With high-level talks at COP 26 entering their final couple of days, negotiators are receiving some focused advice on the issues that will make or break the success of the conference that world leaders have called the “last, best chance” to get the climate emergency under control.
The new input on the “incremental” progress of the negotiations landed on their desks this morning courtesy of ECO, the daily COP newsletter from Climate Action Network-International that many delegates treat as influential, essential reading during the annual conference. Today’s ECO scorches draft segments of this year’s COP decision that “fail to reflect the urgency being called for by the people of the world, especially those already suffering the impacts of climate change.” With that, ECO declares that the latest negotiating text drafted by the United Kingdom, in its capacity as this year’s COP President, “is a floor,” and “we must look to raising the ceiling.”
After nearly two weeks of deliberation on issues that governments have been following and discussing for years, ECO points to a worrying imbalance between climate mitigation decisions aimed at driving down greenhouse gas emissions, and the financial and practical support for countries on the front lines of the climate crisis. From what they’ve agreed so far, “ECO wonders whether Parties misunderstood that we are in fact experiencing increasing climate impacts as we currently move on an uncertain temperature pathway.” The newsletter calls for “more clarity on how the solidarity elements around loss and damage finance, adaptation, and finance more generally are to be mobilized in time and in sufficient quantity to address existing and future needs of developing countries.”
The newsletter also calls out the “gross inadequacy of the existing pledges of mitigation targets and finance and the need to bring these in line with the 1.5°C goal,” commenting that “we need urgency rather than ‘urging’, perhaps.” Also lacking in the current draft is any sense of “the wider potential for sustainable development that realizes co-benefits across a variety of social and environmental challenges,” or of the most basic human right to a clean, healthy, sustainable environment.

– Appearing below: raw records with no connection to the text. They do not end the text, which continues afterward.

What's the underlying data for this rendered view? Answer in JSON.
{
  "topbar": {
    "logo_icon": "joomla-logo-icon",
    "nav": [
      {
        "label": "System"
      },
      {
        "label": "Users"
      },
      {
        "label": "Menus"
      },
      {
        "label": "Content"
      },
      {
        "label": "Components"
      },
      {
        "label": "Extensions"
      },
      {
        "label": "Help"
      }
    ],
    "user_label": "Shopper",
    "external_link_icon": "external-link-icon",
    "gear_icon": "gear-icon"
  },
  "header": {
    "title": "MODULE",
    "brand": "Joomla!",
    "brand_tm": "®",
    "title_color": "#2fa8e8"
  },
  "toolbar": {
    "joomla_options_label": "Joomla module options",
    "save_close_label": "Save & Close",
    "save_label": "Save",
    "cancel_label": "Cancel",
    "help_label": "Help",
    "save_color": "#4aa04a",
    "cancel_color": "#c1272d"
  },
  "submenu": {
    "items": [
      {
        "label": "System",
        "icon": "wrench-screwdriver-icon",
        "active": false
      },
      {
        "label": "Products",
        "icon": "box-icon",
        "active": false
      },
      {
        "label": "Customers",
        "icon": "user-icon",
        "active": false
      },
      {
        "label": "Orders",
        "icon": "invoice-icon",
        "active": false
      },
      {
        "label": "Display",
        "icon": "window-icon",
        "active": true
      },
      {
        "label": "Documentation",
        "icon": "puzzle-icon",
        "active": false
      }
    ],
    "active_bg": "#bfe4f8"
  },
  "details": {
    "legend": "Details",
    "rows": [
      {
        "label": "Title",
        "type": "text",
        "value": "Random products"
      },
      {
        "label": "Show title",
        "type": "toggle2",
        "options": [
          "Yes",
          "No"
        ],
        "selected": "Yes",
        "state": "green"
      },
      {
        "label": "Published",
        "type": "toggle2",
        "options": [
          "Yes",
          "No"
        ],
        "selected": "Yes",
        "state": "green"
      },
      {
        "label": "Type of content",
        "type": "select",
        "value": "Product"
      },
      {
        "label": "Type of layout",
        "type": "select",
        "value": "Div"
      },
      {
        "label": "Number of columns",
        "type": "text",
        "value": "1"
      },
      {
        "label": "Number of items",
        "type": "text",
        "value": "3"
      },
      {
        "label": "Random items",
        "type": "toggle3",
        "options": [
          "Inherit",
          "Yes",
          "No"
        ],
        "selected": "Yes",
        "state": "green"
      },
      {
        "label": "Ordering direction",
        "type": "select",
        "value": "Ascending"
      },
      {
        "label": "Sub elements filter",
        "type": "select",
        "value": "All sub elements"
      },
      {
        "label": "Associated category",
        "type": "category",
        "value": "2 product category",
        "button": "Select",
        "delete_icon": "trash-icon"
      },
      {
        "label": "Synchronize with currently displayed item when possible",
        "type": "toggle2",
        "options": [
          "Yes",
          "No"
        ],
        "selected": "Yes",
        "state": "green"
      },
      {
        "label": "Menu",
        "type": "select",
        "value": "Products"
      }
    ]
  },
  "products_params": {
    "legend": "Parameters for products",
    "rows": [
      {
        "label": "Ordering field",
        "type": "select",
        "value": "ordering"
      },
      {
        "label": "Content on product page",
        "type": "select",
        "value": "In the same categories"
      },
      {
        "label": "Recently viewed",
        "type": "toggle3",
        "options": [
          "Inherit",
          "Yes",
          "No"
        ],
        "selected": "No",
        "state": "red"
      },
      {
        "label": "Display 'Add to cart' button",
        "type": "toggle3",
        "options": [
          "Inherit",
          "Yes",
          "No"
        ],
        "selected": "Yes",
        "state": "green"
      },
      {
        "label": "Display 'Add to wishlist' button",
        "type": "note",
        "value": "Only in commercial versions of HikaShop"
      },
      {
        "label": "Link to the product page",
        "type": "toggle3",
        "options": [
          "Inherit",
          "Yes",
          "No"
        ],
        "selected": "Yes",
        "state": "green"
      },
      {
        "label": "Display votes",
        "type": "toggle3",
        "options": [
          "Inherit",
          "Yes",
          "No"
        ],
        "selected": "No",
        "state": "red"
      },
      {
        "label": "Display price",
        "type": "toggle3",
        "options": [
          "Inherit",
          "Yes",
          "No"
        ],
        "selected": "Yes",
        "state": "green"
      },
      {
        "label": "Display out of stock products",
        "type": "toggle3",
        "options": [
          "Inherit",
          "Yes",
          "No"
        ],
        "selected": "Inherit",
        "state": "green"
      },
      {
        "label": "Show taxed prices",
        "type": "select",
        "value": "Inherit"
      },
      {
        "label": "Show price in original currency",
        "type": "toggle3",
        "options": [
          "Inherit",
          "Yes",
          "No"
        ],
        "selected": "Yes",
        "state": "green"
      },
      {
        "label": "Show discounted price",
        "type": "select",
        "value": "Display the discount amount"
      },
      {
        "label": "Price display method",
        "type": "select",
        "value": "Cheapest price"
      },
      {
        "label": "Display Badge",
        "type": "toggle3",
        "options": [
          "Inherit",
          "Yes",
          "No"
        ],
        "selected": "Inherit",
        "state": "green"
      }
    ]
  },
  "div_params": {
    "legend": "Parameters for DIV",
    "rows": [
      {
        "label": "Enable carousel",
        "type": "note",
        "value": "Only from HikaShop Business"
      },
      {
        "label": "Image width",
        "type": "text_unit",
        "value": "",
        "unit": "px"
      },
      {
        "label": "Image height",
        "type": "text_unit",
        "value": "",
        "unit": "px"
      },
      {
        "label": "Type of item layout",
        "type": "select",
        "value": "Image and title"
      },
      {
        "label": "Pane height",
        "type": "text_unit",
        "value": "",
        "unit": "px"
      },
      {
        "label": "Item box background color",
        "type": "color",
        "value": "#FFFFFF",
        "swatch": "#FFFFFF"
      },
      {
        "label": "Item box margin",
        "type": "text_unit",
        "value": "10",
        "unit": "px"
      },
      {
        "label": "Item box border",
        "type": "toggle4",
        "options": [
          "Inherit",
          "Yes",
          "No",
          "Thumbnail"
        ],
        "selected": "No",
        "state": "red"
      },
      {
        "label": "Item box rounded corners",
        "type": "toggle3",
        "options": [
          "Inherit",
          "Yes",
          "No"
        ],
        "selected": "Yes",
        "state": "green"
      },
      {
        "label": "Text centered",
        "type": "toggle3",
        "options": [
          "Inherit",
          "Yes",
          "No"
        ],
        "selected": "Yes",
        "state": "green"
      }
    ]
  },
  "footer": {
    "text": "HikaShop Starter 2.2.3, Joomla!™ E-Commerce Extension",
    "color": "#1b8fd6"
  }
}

ECO challenges delegates to:
• Recognize the irrevocable loss and damage from climate disasters as an issue of climate justice, and open the door for loss and damage impact studies to be presented at next year’s COP;
• Boost financial support for people around the world who “are already losing their homes, livelihoods, and even lives to climate impacts”;
• Recognize the power of community-based climate adaptation measures that are led from the ground up;
• Add a firm commitment from developed countries to bring their adaptation finance up to 50% of total public climate finance by 2025;
• Commit to annual increases in countries’ emission reduction targets under the Paris climate agreement until they line up with a 1.5°C limit on average global warming;
• Recognize nature and ecosystem protection as “an essential component of keeping 1.5°C within reach,” to be “carried out as well as, not instead of, ending the use of fossil fuels,” and in a way that respects Indigenous and other human rights;
• Accelerate the global energy transition with a “strong broadside against fossil fuels”;
• Commit developed countries to correct their stunning failure to deliver $100 billion per year in international climate finance by 2020, a promise they first made in 2009, and to recognize the importance of financing based on grants, rather than loans;
• Put more emphasis on an upcoming “global stocktake” that is “the guardian of the Paris Agreement”, a moment when governments will need time and front-line communities will need access to be able to fully assess progress on a global deal that “is about saving lives, cultures, and livelihoods.”
This morning’s ECO also includes a post from Indigenous representatives declaring their “red line” that the COP cover decision must include stronger language on human rights and the rights of Indigenous peoples than delegates have apparently been willing to consider so far.